Reading the latest details about how H-P’s hired gumshoes closely followed a WSJ reporter gave me the shivers. Folks, feel free to sift through my trash anytime – trust me, there’s nothing in there too interesting save maybe some old boxers (my wife is now applying a one-year rule).
Another member asked me recently: “On the issue of director confidentiality, because of some of the “defects” with regard to common law duties of confidentiality, we ask directors to sign a confidentiality agreement. We’ve purposely made it as benign as possible, under the theory that it supplements, rather than supplants, common law director duties and it is too difficult to negotiate with prospective directors over the terms of their confidentiality agreements. So far, we’ve had no issues with directors signing it. We’ve wondered about the types of things that would cause concern and the only context we could come up with is in the case of some sort of investigation—would a director be compelled by the terms of the agreement to not disclose something to a regulator?”
This question will be posed to the panel during our upcoming webcast, “The Art of Boardroom Etiquette and Confidentiality.” During a recent prep call I held with the panel, most agreed that entering into confidentiality agreements with directors is a bad idea – because directors already are bound by their fiduciary duties and thus there is no reason to bind them with contractual obligations. On the other hand, the use of agreements can be useful to remind directors that their obligations to the company are very real. This issue will be discussed during the webcast, but I’d be interested to hear your own thoughts on this practice.
A Record-Breaking IPO
Did you catch the numbers for Friday’s record-breaking IPO of Industrial & Commercial Bank of China? Not only did the IPO raise $21.9 billion, the total volume of orders was $430 billion! $350 billion of demand from global investors and $80 billion within China. Mind-boggling! And according to this WSJ article, demand for Chinese IPOs has been stimulated all year; last month, China Merchants Bank had $100 billion of demand for its $2.4 billion IPO.
With the ICBC deal under its belt, the Hong Kong Stock Exchange surpassed the London Stock Exchange for the highest aggregate volume of IPOs for 2007 so far (with the NYSE way back behind both). A global shift seems to have occurred…
First Shareholder Access Proposal Submitted for this Proxy Season

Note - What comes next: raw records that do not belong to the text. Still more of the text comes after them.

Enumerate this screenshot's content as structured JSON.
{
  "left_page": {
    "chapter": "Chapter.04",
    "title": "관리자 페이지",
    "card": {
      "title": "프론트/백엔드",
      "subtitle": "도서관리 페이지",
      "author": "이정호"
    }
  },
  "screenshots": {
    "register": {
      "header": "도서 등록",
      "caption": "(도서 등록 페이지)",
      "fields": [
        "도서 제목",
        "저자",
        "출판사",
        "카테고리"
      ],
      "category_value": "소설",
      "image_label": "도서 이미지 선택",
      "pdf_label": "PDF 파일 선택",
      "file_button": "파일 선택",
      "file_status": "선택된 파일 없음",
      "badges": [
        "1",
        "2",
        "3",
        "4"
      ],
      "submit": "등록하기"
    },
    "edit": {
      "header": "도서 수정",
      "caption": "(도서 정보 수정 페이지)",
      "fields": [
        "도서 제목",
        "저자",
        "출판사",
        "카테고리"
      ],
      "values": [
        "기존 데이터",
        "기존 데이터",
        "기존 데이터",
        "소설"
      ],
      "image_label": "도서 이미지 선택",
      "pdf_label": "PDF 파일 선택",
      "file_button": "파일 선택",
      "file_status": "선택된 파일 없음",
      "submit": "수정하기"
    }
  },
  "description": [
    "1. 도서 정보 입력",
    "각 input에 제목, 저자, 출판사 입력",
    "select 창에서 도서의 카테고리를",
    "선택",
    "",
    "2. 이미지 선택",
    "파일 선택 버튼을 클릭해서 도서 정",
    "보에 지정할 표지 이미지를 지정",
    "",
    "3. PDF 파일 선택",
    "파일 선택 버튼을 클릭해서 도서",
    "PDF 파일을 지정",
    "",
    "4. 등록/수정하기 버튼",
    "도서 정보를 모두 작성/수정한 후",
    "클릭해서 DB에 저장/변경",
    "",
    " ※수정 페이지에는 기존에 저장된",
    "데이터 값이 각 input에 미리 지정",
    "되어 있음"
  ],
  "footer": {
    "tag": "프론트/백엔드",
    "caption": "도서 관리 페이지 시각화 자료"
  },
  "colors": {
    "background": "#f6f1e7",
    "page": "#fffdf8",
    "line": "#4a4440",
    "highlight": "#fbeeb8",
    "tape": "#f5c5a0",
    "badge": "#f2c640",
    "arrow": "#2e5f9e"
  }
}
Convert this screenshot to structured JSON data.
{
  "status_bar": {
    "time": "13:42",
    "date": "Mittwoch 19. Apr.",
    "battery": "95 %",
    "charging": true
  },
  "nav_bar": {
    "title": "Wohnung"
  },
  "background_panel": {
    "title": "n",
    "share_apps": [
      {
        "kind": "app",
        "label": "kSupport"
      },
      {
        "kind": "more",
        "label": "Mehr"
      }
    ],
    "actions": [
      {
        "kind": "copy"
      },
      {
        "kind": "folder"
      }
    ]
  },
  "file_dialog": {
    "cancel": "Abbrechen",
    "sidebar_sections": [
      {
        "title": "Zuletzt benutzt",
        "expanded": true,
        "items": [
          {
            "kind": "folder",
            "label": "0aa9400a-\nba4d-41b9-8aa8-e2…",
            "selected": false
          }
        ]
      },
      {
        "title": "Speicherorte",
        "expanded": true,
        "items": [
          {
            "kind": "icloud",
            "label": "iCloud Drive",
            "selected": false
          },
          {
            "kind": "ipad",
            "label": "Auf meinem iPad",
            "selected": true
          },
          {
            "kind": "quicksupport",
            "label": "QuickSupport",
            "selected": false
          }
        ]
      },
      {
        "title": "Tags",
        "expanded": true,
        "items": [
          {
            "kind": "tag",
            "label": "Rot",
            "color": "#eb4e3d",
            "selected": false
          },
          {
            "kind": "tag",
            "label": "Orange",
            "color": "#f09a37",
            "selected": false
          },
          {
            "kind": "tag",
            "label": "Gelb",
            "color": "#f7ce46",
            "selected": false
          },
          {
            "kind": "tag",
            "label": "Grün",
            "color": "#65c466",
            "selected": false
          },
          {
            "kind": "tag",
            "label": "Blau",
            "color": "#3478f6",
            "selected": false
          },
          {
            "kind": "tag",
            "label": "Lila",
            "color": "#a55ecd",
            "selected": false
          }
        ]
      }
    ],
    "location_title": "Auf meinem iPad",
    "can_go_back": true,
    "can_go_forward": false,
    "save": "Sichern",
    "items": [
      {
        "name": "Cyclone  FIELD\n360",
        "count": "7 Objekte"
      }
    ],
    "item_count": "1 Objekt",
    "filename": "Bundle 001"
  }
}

As Pat McGurn of ISS notes, investors are chanting “I want my MTV,” meaning majority threshold voting standards. He predicts that over 200 companies will receive shareholder proposals calling for majority vote standards to be adopted; over 150 were submitted this year and they garned average support levels of 47%. As noted below, and as will be discussed during our upcoming webcast: “Shareholder Access and By-Law Amendments: What to Expect Now” – the first proposals seeking shareholder access have been submitted (as well as the first letters to the SEC opposing access, see this Business Roundtable letter that I just posted in our “Shareholder Access” Practice Area).
From the ISS Corporate Governance Blog: “Four pension funds this week submitted a resolution that seeks to allow shareholder-nominated candidates to run for seats on Hewlett-Packard’s board of directors. This was the first proxy access proposal filed after a Sept. 5 federal court ruling that the Securities and Exchange Commission improperly allowed American International Group to omit a 2005 access resolution by the American Federation of State, County, and Municipal Employees Pension Plan (AFSCME).
The proposal at H-P was filed Sept. 25 by AFSCME, the New York State Common Retirement Fund, the Connecticut Retirement Plans and Trust Funds, and the North Carolina Retirement Systems. The resolution asks the company to change its bylaws to allow any shareholder group holding 3 percent of the shares outstanding for at least two years to nominate one or more directors. Collectively, the pension funds own more than 30 million H-P shares with a market value of $675.9 million, according to their press release.
“Proxy access is critical to insuring shareholder rights,” New York State Comptroller Alan G. Hevesi said in a press release. “While we wait for the SEC to rule on this topic regarding all corporations, we are moving forward on a case-by-case basis to establish what should be a basic right for all shareholders.”
H-P had no immediate comment on the shareholder proposal. The Palo Alto, California-based computer manufacturer has been embroiled in a controversy over a boardroom leak investigation authorized by former Chairman Patricia Dunn. Dunn resigned Sept. 22, two weeks after the company acknowledged that it hired a private investigator to obtain the phone records of directors and journalists. The SEC, federal prosecutors, and California Attorney General Bill Lockyer are investigating the company’s handling of the leak probe, while U.S. lawmakers are holding hearings on the matter.
“The H-P board is completely dysfunctional and has been for a long time, which is an example of why shareholders have fought so hard for proxy access,” Richard Ferlauto, AFSCME’s director of pension investment policy, told Governance Weekly. “We seek to nominate directors at H-P who will make the board do its job better through an election process that is not stacked against investor interests.”